The debut last month of Volkswagen’s highly anticipated ID3 model vaulted it to the top of the Norwegian sales ranking, outselling Tesla’s Model 3 and the Polestar 2 from China, according to the Norwegian Road Federation.
With a 2025 goal of becoming the first country to end the sale of fossil-fuel cars, oil-producer Norway exempts battery-powered vehicles from taxes imposed on gasoline and diesel engines.
The policy has turned the country’s car market into a laboratory for global automakers seeking a path to a future without internal combustion engines, vaulting new brands and models to the top of bestseller lists in recent years.
A record 62 percent of new cars sold in Norway last month were full-electric vehicles, registration data showed, up from 42 percent for 2019 as a whole.
In its 2021 fiscal spending plan on Wednesday, the Norwegian government extended its policy of zero tax on full-electric cars, providing predictability for automakers.
“This allows us to be confident in saying we can hit 90 percent electric car sales next year,” said Harald A. Moeller, the Norwegian importer of VW Group cars, including the Audi, Skoda and Seat brands.
“Customers will have access to an even greater selection of electric cars in most segments in 2021,” the group said.

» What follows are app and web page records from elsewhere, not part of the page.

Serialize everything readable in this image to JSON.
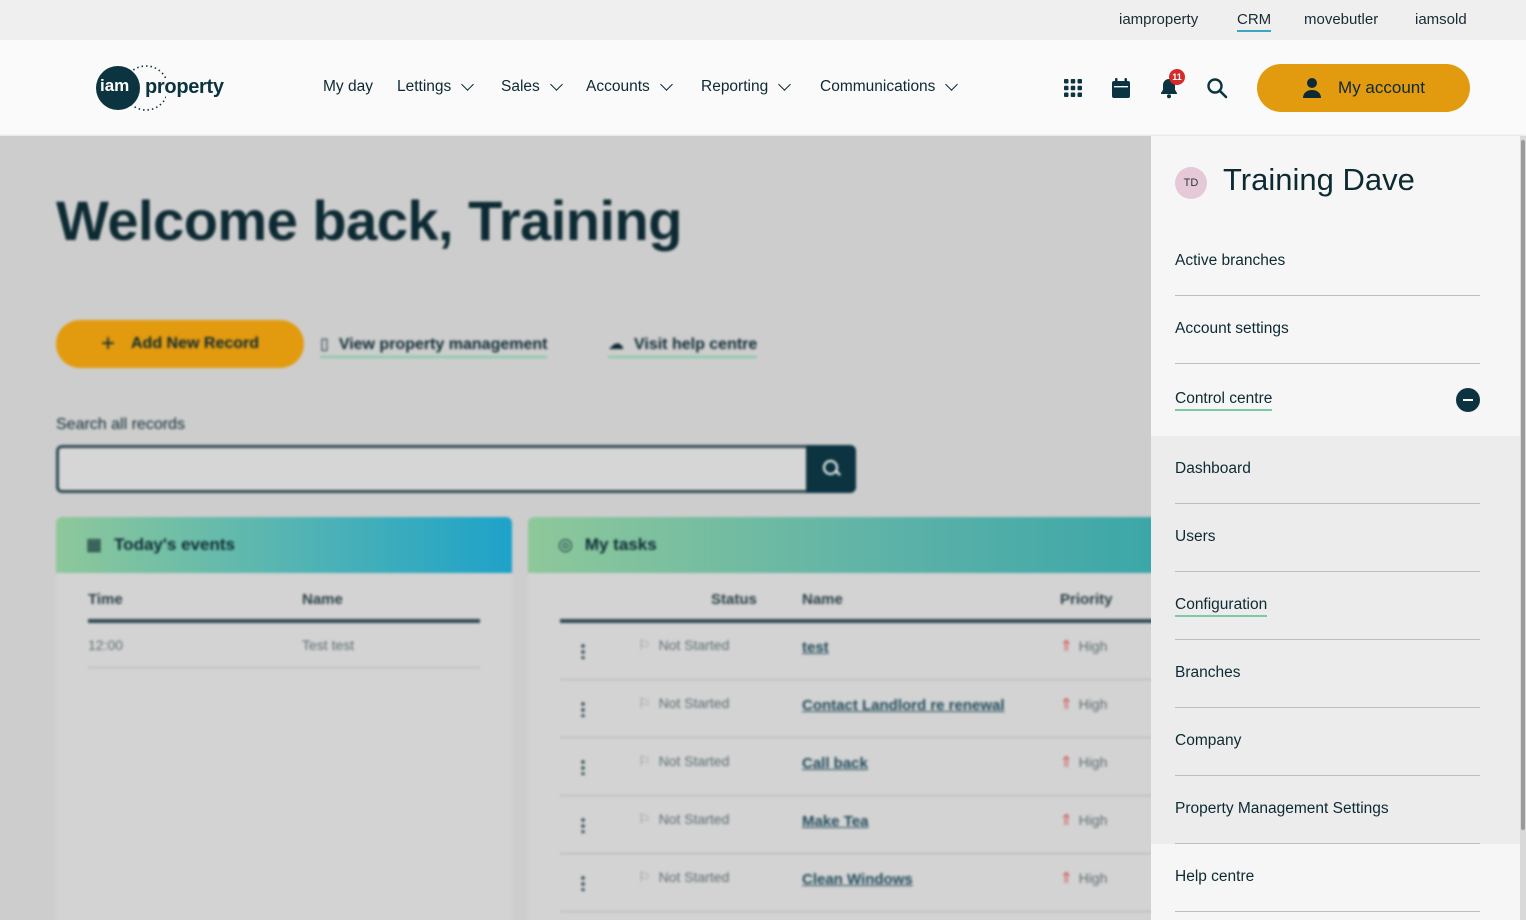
{
  "topbar": {
    "links": [
      "iamproperty",
      "CRM",
      "movebutler",
      "iamsold"
    ],
    "active": "CRM"
  },
  "header": {
    "logo_mark": "iam",
    "logo_text": "property",
    "nav": [
      "My day",
      "Lettings",
      "Sales",
      "Accounts",
      "Reporting",
      "Communications"
    ],
    "notification_count": "11",
    "account_button": "My account",
    "icons": [
      "apps-grid-icon",
      "calendar-icon",
      "bell-icon",
      "search-icon",
      "user-icon"
    ]
  },
  "main": {
    "welcome": "Welcome back, Training",
    "add_record": "Add New Record",
    "view_pm": "View property management",
    "help_centre": "Visit help centre",
    "search_label": "Search all records",
    "events": {
      "title": "Today's events",
      "columns": [
        "Time",
        "Name"
      ],
      "rows": [
        [
          "12:00",
          "Test test"
        ]
      ]
    },
    "tasks": {
      "title": "My tasks",
      "columns": [
        "Status",
        "Name",
        "Priority"
      ],
      "rows": [
        {
          "status": "Not Started",
          "name": "test",
          "priority": "High"
        },
        {
          "status": "Not Started",
          "name": "Contact Landlord re renewal",
          "priority": "High"
        },
        {
          "status": "Not Started",
          "name": "Call back",
          "priority": "High"
        },
        {
          "status": "Not Started",
          "name": "Make Tea",
          "priority": "High"
        },
        {
          "status": "Not Started",
          "name": "Clean Windows",
          "priority": "High"
        }
      ]
    }
  },
  "account_menu": {
    "initials": "TD",
    "name": "Training Dave",
    "items": [
      "Active branches",
      "Account settings",
      "Control centre"
    ],
    "control_centre_items": [
      "Dashboard",
      "Users",
      "Configuration",
      "Branches",
      "Company",
      "Property Management Settings"
    ],
    "footer_items": [
      "Help centre"
    ]
  }
}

At the start of 2020, Harald A. Moeller set a 60 percent target for EVs this year.